See the Kemp’s Ridley sea turtles on Padre Island
Whether you visit the north or south part of Padre Island, it’s thrilling to watch the sea turtles lay their eggs, cover them, and then rush back to the water. You may not know this, but avid conservationists gather these eggs for safe keeping, allow them to hatch in a controlled environment, and then release them back into the water.
For information on Padre Island National Seashore releases (North Padre Island), call 361-949-7164. On South Padre Island, call Sea Turtle Inc. 956-433-5735.
Palo Duro Canyon is a popular destination
Early Native inhabitants once lived in these canyons and hunted mammoths. 120 miles long and 800 feet deep, this is the Texas version of the Grand Canyon. Museums and shows are available.
Balmorhea State Park has a natural pool that you can swim in, cool and spring fed.
Watch out for the fish and don’t slip on the way in.
Big Bend National park
Big Bend is one of the treasures of our state. Huge and expansive, it is primitive and beckons to the hardier tourists. There is a wonderful 15 mile hike along the South Rim that reaches 2000 feet in elevation and overlooks a vast desert plateau below.
Texas Classics: The Alamo, Goliad, and San Jacinto
Texas battle grounds are popular attractions. The Alamo City (San Antonio) boasts the prided shrine of the Lone Star State. It is kept by the vigilant Daughters of the Texas Republic, so gentlemen remove your hats and no photographs area allowed. Down US 183 you’ll find Goliad, where James Fannin’s troops were killed after they surrendered. The San Jacinto battleground is where Texas won its independence. You’ll find that just East of Houston.

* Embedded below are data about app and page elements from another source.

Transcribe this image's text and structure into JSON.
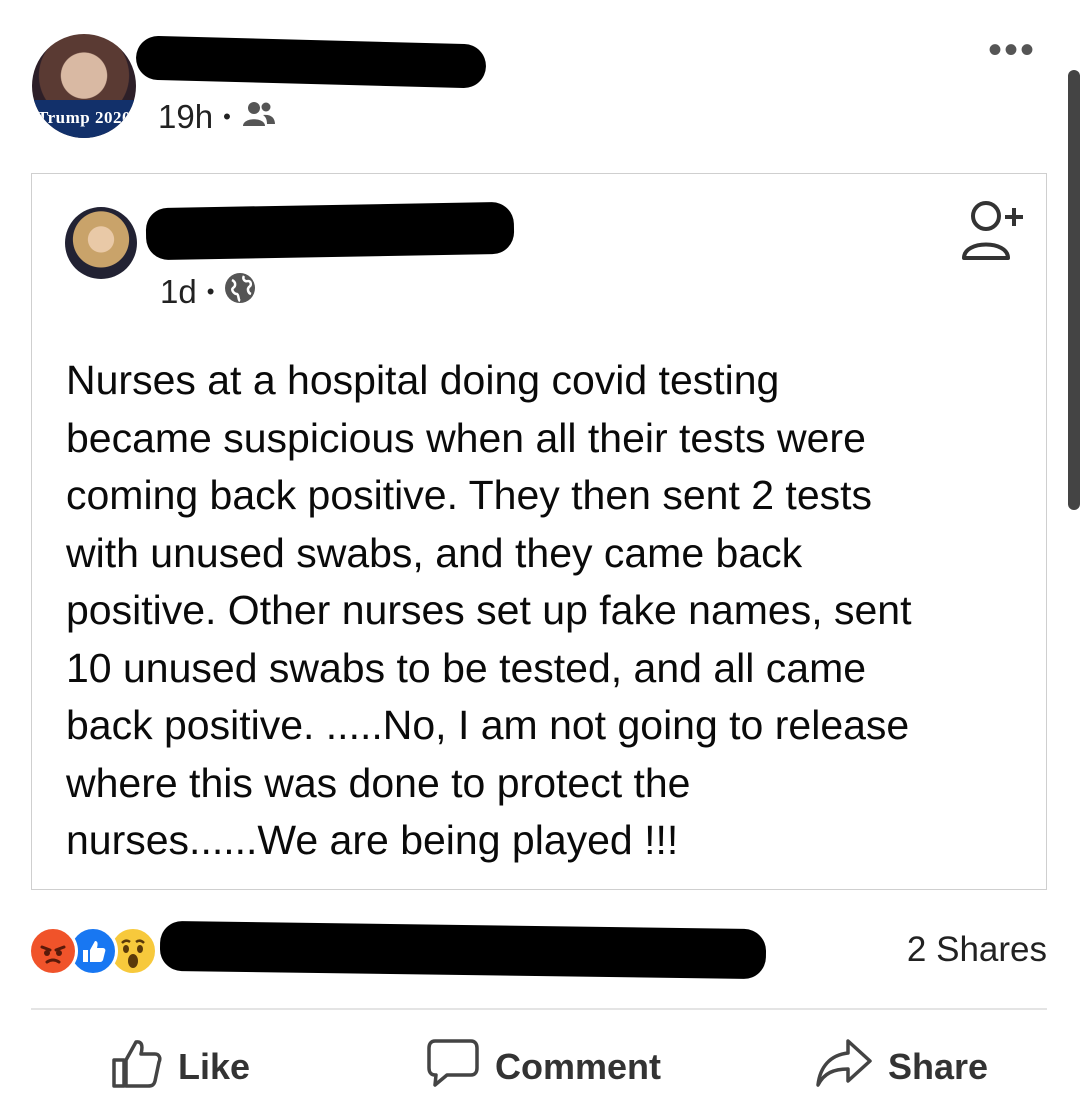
{
  "outer_post": {
    "avatar_badge_text": "Trump 2020",
    "timestamp": "19h",
    "separator": "•",
    "audience_icon": "friends-icon",
    "more_icon": "more-options-icon",
    "more_label": "•••"
  },
  "shared_post": {
    "timestamp": "1d",
    "separator": "•",
    "audience_icon": "globe-icon",
    "add_friend_icon": "add-friend-icon",
    "text": "Nurses at a hospital doing covid testing\nbecame suspicious when all their tests were\ncoming back positive. They then sent 2 tests\nwith unused swabs, and they came back\npositive. Other nurses set up fake names, sent\n10 unused swabs to be tested, and all came\nback positive. .....No, I am not going to release\nwhere this was done to protect the\nnurses......We are being played !!!"
  },
  "reactions": {
    "icons": [
      "angry-reaction-icon",
      "like-reaction-icon",
      "wow-reaction-icon"
    ],
    "shares_label": "2 Shares"
  },
  "actions": {
    "like_label": "Like",
    "comment_label": "Comment",
    "share_label": "Share"
  },
  "colors": {
    "like_blue": "#1877F2",
    "angry_orange": "#F0532A",
    "wow_yellow": "#F7C93C",
    "redaction": "#000000"
  }
}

Wildflowers in the Texas Hill Country
Drive north of San Antonio on highway 281 to find some of the most gorgeous fields of wildflowers you’ve ever seen. This drive is best in a Spring where Texas has received a goodly amount of rain. 2011 was horrible, but this year the flowers were in rare form. While you’re on the way, keep an eye out for Frederiscksburg peaches, available in road side stands from Blanco to Kerville.